- [Given entries]:
*-*-*

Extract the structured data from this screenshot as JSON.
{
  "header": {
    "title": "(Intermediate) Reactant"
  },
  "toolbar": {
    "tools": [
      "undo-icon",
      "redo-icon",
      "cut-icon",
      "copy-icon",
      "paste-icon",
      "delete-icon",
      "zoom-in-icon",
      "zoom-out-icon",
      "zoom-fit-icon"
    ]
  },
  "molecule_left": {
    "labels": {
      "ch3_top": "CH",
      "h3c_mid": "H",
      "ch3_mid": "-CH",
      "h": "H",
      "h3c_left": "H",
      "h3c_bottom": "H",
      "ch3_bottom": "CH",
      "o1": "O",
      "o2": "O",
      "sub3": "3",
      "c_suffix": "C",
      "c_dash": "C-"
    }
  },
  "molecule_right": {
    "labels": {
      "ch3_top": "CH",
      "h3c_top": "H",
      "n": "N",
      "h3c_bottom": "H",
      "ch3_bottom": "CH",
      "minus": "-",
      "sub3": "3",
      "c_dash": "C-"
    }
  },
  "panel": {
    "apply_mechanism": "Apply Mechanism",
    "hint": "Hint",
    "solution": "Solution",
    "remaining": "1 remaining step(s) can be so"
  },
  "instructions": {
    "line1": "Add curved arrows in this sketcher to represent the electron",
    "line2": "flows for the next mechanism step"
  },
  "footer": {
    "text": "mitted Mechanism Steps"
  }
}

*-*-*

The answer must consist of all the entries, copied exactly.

- [Exercise response]:
Extract the structured data from this screenshot as JSON.
{
  "header": {
    "title": "(Intermediate) Reactant"
  },
  "toolbar": {
    "tools": [
      "undo-icon",
      "redo-icon",
      "cut-icon",
      "copy-icon",
      "paste-icon",
      "delete-icon",
      "zoom-in-icon",
      "zoom-out-icon",
      "zoom-fit-icon"
    ]
  },
  "molecule_left": {
    "labels": {
      "ch3_top": "CH",
      "h3c_mid": "H",
      "ch3_mid": "-CH",
      "h": "H",
      "h3c_left": "H",
      "h3c_bottom": "H",
      "ch3_bottom": "CH",
      "o1": "O",
      "o2": "O",
      "sub3": "3",
      "c_suffix": "C",
      "c_dash": "C-"
    }
  },
  "molecule_right": {
    "labels": {
      "ch3_top": "CH",
      "h3c_top": "H",
      "n": "N",
      "h3c_bottom": "H",
      "ch3_bottom": "CH",
      "minus": "-",
      "sub3": "3",
      "c_dash": "C-"
    }
  },
  "panel": {
    "apply_mechanism": "Apply Mechanism",
    "hint": "Hint",
    "solution": "Solution",
    "remaining": "1 remaining step(s) can be so"
  },
  "instructions": {
    "line1": "Add curved arrows in this sketcher to represent the electron",
    "line2": "flows for the next mechanism step"
  },
  "footer": {
    "text": "mitted Mechanism Steps"
  }
}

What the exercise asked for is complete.